Excerpts from an interface dataset
########################################
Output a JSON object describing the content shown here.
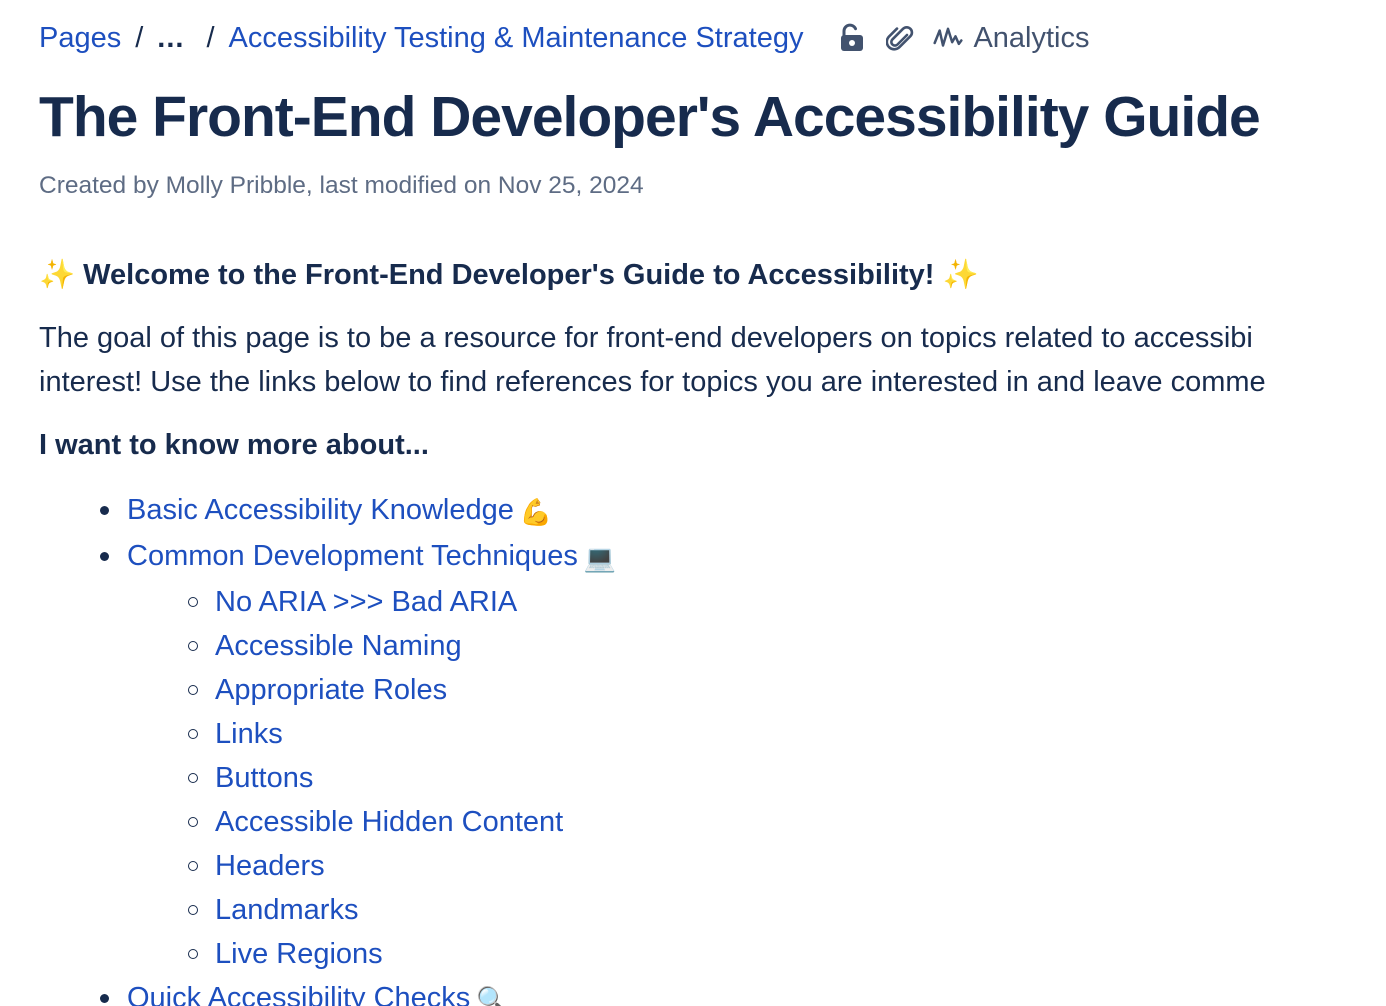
{
  "breadcrumb": {
    "root": "Pages",
    "separator": "/",
    "ellipsis": "...",
    "parent": "Accessibility Testing & Maintenance Strategy"
  },
  "toolbar": {
    "restrictions_icon": "unlocked-padlock-icon",
    "attachments_icon": "paperclip-icon",
    "analytics_icon": "analytics-line-icon",
    "analytics_label": "Analytics"
  },
  "page": {
    "title": "The Front-End Developer's Accessibility Guide",
    "byline": "Created by Molly Pribble, last modified on Nov 25, 2024"
  },
  "content": {
    "welcome_sparkle": "✨",
    "welcome": "Welcome to the Front-End Developer's Guide to Accessibility!",
    "intro_line1": "The goal of this page is to be a resource for front-end developers on topics related to accessibi",
    "intro_line2": "interest! Use the links below to find references for topics you are interested in and leave comme",
    "know_more": "I want to know more about...",
    "topics": [
      {
        "label": "Basic Accessibility Knowledge",
        "emoji": "💪"
      },
      {
        "label": "Common Development Techniques",
        "emoji": "💻"
      },
      {
        "label": "Quick Accessibility Checks",
        "emoji": "🔍"
      }
    ],
    "techniques": [
      "No ARIA >>> Bad ARIA",
      "Accessible Naming",
      "Appropriate Roles",
      "Links",
      "Buttons",
      "Accessible Hidden Content",
      "Headers",
      "Landmarks",
      "Live Regions"
    ]
  },
  "colors": {
    "link": "#1d4fbf",
    "text": "#172b4d",
    "muted": "#5e6c84",
    "sparkle": "#e9b93b"
  }
}
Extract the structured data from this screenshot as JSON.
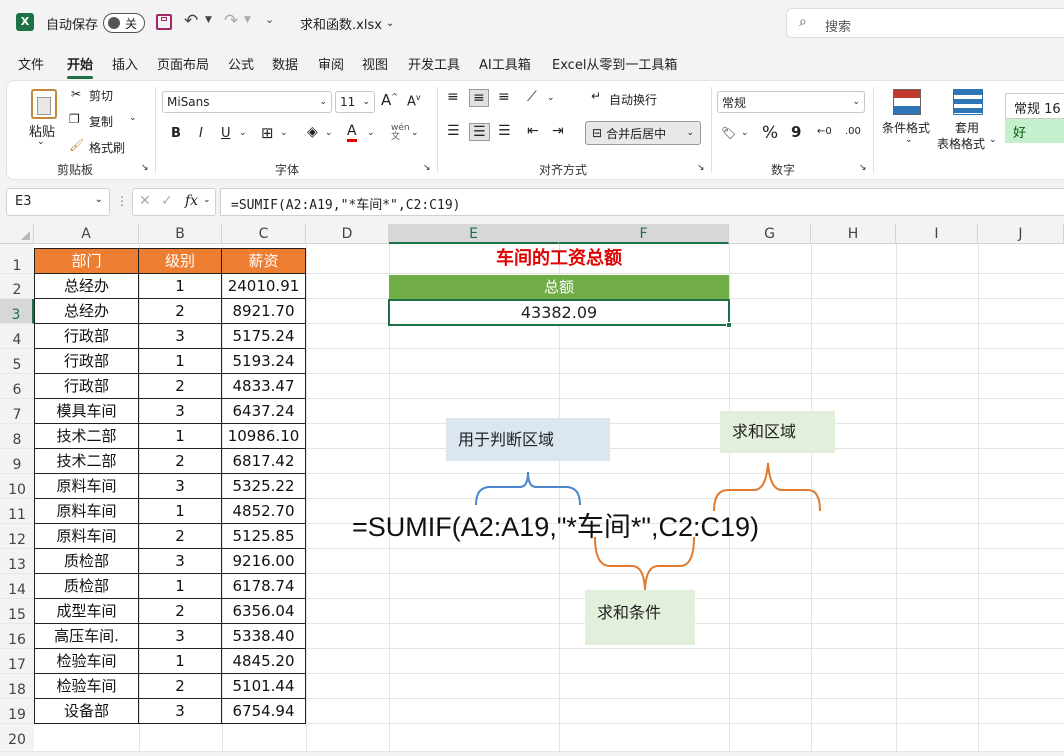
{
  "titlebar": {
    "autosave_label": "自动保存",
    "autosave_state": "关",
    "filename": "求和函数.xlsx",
    "search_placeholder": "搜索"
  },
  "menu": [
    "文件",
    "开始",
    "插入",
    "页面布局",
    "公式",
    "数据",
    "审阅",
    "视图",
    "开发工具",
    "AI工具箱",
    "Excel从零到一工具箱"
  ],
  "ribbon": {
    "clipboard": {
      "paste": "粘贴",
      "cut": "剪切",
      "copy": "复制",
      "format_painter": "格式刷",
      "label": "剪贴板"
    },
    "font": {
      "name": "MiSans",
      "size": "11",
      "label": "字体",
      "grow": "A",
      "shrink": "A"
    },
    "alignment": {
      "wrap": "自动换行",
      "merge": "合并后居中",
      "label": "对齐方式"
    },
    "number": {
      "format": "常规",
      "percent": "%",
      "comma": "9",
      "label": "数字",
      "inc": "←0",
      "dec": ".00"
    },
    "styles": {
      "conditional": "条件格式",
      "table_format_1": "套用",
      "table_format_2": "表格格式",
      "normal": "常规 16",
      "good": "好"
    }
  },
  "formula_bar": {
    "name_box": "E3",
    "fx": "fx",
    "formula": "=SUMIF(A2:A19,\"*车间*\",C2:C19)"
  },
  "columns": [
    "A",
    "B",
    "C",
    "D",
    "E",
    "F",
    "G",
    "H",
    "I",
    "J"
  ],
  "rows": [
    "1",
    "2",
    "3",
    "4",
    "5",
    "6",
    "7",
    "8",
    "9",
    "10",
    "11",
    "12",
    "13",
    "14",
    "15",
    "16",
    "17",
    "18",
    "19",
    "20"
  ],
  "table": {
    "headers": [
      "部门",
      "级别",
      "薪资"
    ],
    "data": [
      [
        "总经办",
        "1",
        "24010.91"
      ],
      [
        "总经办",
        "2",
        "8921.70"
      ],
      [
        "行政部",
        "3",
        "5175.24"
      ],
      [
        "行政部",
        "1",
        "5193.24"
      ],
      [
        "行政部",
        "2",
        "4833.47"
      ],
      [
        "模具车间",
        "3",
        "6437.24"
      ],
      [
        "技术二部",
        "1",
        "10986.10"
      ],
      [
        "技术二部",
        "2",
        "6817.42"
      ],
      [
        "原料车间",
        "3",
        "5325.22"
      ],
      [
        "原料车间",
        "1",
        "4852.70"
      ],
      [
        "原料车间",
        "2",
        "5125.85"
      ],
      [
        "质检部",
        "3",
        "9216.00"
      ],
      [
        "质检部",
        "1",
        "6178.74"
      ],
      [
        "成型车间",
        "2",
        "6356.04"
      ],
      [
        "高压车间.",
        "3",
        "5338.40"
      ],
      [
        "检验车间",
        "1",
        "4845.20"
      ],
      [
        "检验车间",
        "2",
        "5101.44"
      ],
      [
        "设备部",
        "3",
        "6754.94"
      ]
    ]
  },
  "summary": {
    "title": "车间的工资总额",
    "header": "总额",
    "value": "43382.09"
  },
  "annotation": {
    "formula": "=SUMIF(A2:A19,\"*车间*\",C2:C19)",
    "range_label": "用于判断区域",
    "sum_range_label": "求和区域",
    "criteria_label": "求和条件"
  },
  "colors": {
    "excel_green": "#1e7145",
    "header_orange": "#ed7d31",
    "summary_green": "#70ad47",
    "title_red": "#e00000",
    "note_blue": "#dce6f1",
    "note_green": "#e2efda",
    "brace_blue": "#4a86c8",
    "brace_orange": "#e07b30"
  }
}
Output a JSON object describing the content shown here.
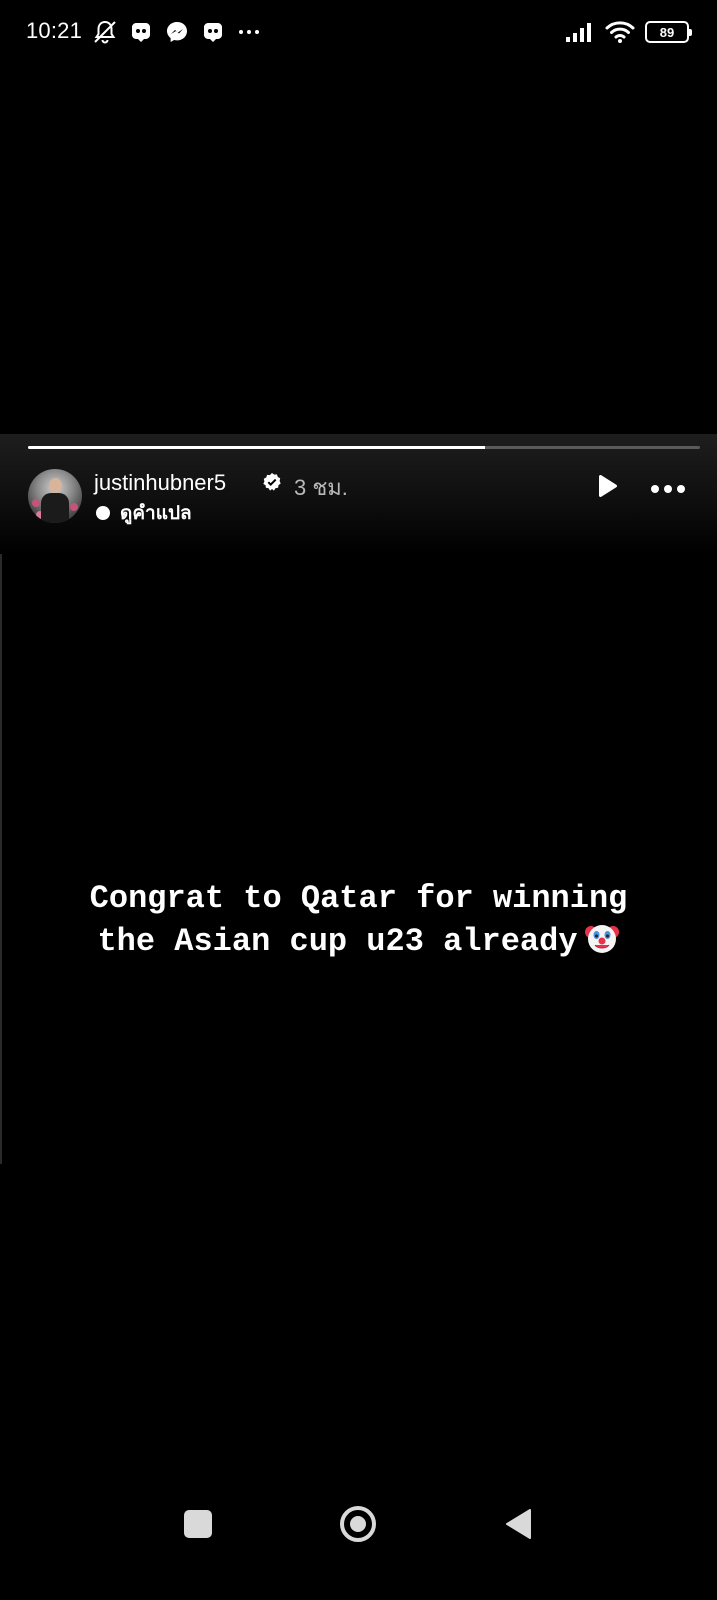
{
  "status_bar": {
    "time": "10:21",
    "battery_level": "89",
    "left_icons": [
      "bell-muted-icon",
      "app-notification-icon",
      "messenger-icon",
      "app-notification-icon",
      "more-dots-icon"
    ],
    "right_icons": [
      "signal-icon",
      "wifi-icon",
      "battery-icon"
    ]
  },
  "story": {
    "progress": 0.68,
    "username": "justinhubner5",
    "verified": true,
    "timestamp": "3 ชม.",
    "translate_label": "ดูคำแปล",
    "text_lines": [
      "Congrat to Qatar for winning",
      "the Asian cup u23 already"
    ],
    "trailing_emoji": "clown-face-icon",
    "actions": [
      "play-icon",
      "more-options-icon"
    ]
  },
  "nav_bar": {
    "buttons": [
      "recents-button",
      "home-button",
      "back-button"
    ]
  },
  "colors": {
    "background": "#000000",
    "text": "#ffffff",
    "secondary_text": "#b9b9b9",
    "progress_track": "#5a5a5a"
  }
}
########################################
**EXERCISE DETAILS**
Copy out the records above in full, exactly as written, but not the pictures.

**OUTPUT FOR THIS TASK**
Output a JSON object describing the content shown here.
{
  "breadcrumb": {
    "root": "Pages",
    "separator": "/",
    "ellipsis": "...",
    "parent": "Accessibility Testing & Maintenance Strategy"
  },
  "toolbar": {
    "restrictions_icon": "unlocked-padlock-icon",
    "attachments_icon": "paperclip-icon",
    "analytics_icon": "analytics-line-icon",
    "analytics_label": "Analytics"
  },
  "page": {
    "title": "The Front-End Developer's Accessibility Guide",
    "byline": "Created by Molly Pribble, last modified on Nov 25, 2024"
  },
  "content": {
    "welcome_sparkle": "✨",
    "welcome": "Welcome to the Front-End Developer's Guide to Accessibility!",
    "intro_line1": "The goal of this page is to be a resource for front-end developers on topics related to accessibi",
    "intro_line2": "interest! Use the links below to find references for topics you are interested in and leave comme",
    "know_more": "I want to know more about...",
    "topics": [
      {
        "label": "Basic Accessibility Knowledge",
        "emoji": "💪"
      },
      {
        "label": "Common Development Techniques",
        "emoji": "💻"
      },
      {
        "label": "Quick Accessibility Checks",
        "emoji": "🔍"
      }
    ],
    "techniques": [
      "No ARIA >>> Bad ARIA",
      "Accessible Naming",
      "Appropriate Roles",
      "Links",
      "Buttons",
      "Accessible Hidden Content",
      "Headers",
      "Landmarks",
      "Live Regions"
    ]
  },
  "colors": {
    "link": "#1d4fbf",
    "text": "#172b4d",
    "muted": "#5e6c84",
    "sparkle": "#e9b93b"
  }
}
Extract the structured data from this screenshot as JSON.
{
  "titlebar": {
    "autosave_label": "自动保存",
    "autosave_state": "关",
    "filename": "求和函数.xlsx",
    "search_placeholder": "搜索"
  },
  "menu": [
    "文件",
    "开始",
    "插入",
    "页面布局",
    "公式",
    "数据",
    "审阅",
    "视图",
    "开发工具",
    "AI工具箱",
    "Excel从零到一工具箱"
  ],
  "ribbon": {
    "clipboard": {
      "paste": "粘贴",
      "cut": "剪切",
      "copy": "复制",
      "format_painter": "格式刷",
      "label": "剪贴板"
    },
    "font": {
      "name": "MiSans",
      "size": "11",
      "label": "字体",
      "grow": "A",
      "shrink": "A"
    },
    "alignment": {
      "wrap": "自动换行",
      "merge": "合并后居中",
      "label": "对齐方式"
    },
    "number": {
      "format": "常规",
      "percent": "%",
      "comma": "9",
      "label": "数字",
      "inc": "←0",
      "dec": ".00"
    },
    "styles": {
      "conditional": "条件格式",
      "table_format_1": "套用",
      "table_format_2": "表格格式",
      "normal": "常规 16",
      "good": "好"
    }
  },
  "formula_bar": {
    "name_box": "E3",
    "fx": "fx",
    "formula": "=SUMIF(A2:A19,\"*车间*\",C2:C19)"
  },
  "columns": [
    "A",
    "B",
    "C",
    "D",
    "E",
    "F",
    "G",
    "H",
    "I",
    "J"
  ],
  "rows": [
    "1",
    "2",
    "3",
    "4",
    "5",
    "6",
    "7",
    "8",
    "9",
    "10",
    "11",
    "12",
    "13",
    "14",
    "15",
    "16",
    "17",
    "18",
    "19",
    "20"
  ],
  "table": {
    "headers": [
      "部门",
      "级别",
      "薪资"
    ],
    "data": [
      [
        "总经办",
        "1",
        "24010.91"
      ],
      [
        "总经办",
        "2",
        "8921.70"
      ],
      [
        "行政部",
        "3",
        "5175.24"
      ],
      [
        "行政部",
        "1",
        "5193.24"
      ],
      [
        "行政部",
        "2",
        "4833.47"
      ],
      [
        "模具车间",
        "3",
        "6437.24"
      ],
      [
        "技术二部",
        "1",
        "10986.10"
      ],
      [
        "技术二部",
        "2",
        "6817.42"
      ],
      [
        "原料车间",
        "3",
        "5325.22"
      ],
      [
        "原料车间",
        "1",
        "4852.70"
      ],
      [
        "原料车间",
        "2",
        "5125.85"
      ],
      [
        "质检部",
        "3",
        "9216.00"
      ],
      [
        "质检部",
        "1",
        "6178.74"
      ],
      [
        "成型车间",
        "2",
        "6356.04"
      ],
      [
        "高压车间.",
        "3",
        "5338.40"
      ],
      [
        "检验车间",
        "1",
        "4845.20"
      ],
      [
        "检验车间",
        "2",
        "5101.44"
      ],
      [
        "设备部",
        "3",
        "6754.94"
      ]
    ]
  },
  "summary": {
    "title": "车间的工资总额",
    "header": "总额",
    "value": "43382.09"
  },
  "annotation": {
    "formula": "=SUMIF(A2:A19,\"*车间*\",C2:C19)",
    "range_label": "用于判断区域",
    "sum_range_label": "求和区域",
    "criteria_label": "求和条件"
  },
  "colors": {
    "excel_green": "#1e7145",
    "header_orange": "#ed7d31",
    "summary_green": "#70ad47",
    "title_red": "#e00000",
    "note_blue": "#dce6f1",
    "note_green": "#e2efda",
    "brace_blue": "#4a86c8",
    "brace_orange": "#e07b30"
  }
}
Output a JSON object describing the content shown here.
{
  "status_bar": {
    "time": "10:21",
    "battery_level": "89",
    "left_icons": [
      "bell-muted-icon",
      "app-notification-icon",
      "messenger-icon",
      "app-notification-icon",
      "more-dots-icon"
    ],
    "right_icons": [
      "signal-icon",
      "wifi-icon",
      "battery-icon"
    ]
  },
  "story": {
    "progress": 0.68,
    "username": "justinhubner5",
    "verified": true,
    "timestamp": "3 ชม.",
    "translate_label": "ดูคำแปล",
    "text_lines": [
      "Congrat to Qatar for winning",
      "the Asian cup u23 already"
    ],
    "trailing_emoji": "clown-face-icon",
    "actions": [
      "play-icon",
      "more-options-icon"
    ]
  },
  "nav_bar": {
    "buttons": [
      "recents-button",
      "home-button",
      "back-button"
    ]
  },
  "colors": {
    "background": "#000000",
    "text": "#ffffff",
    "secondary_text": "#b9b9b9",
    "progress_track": "#5a5a5a"
  }
}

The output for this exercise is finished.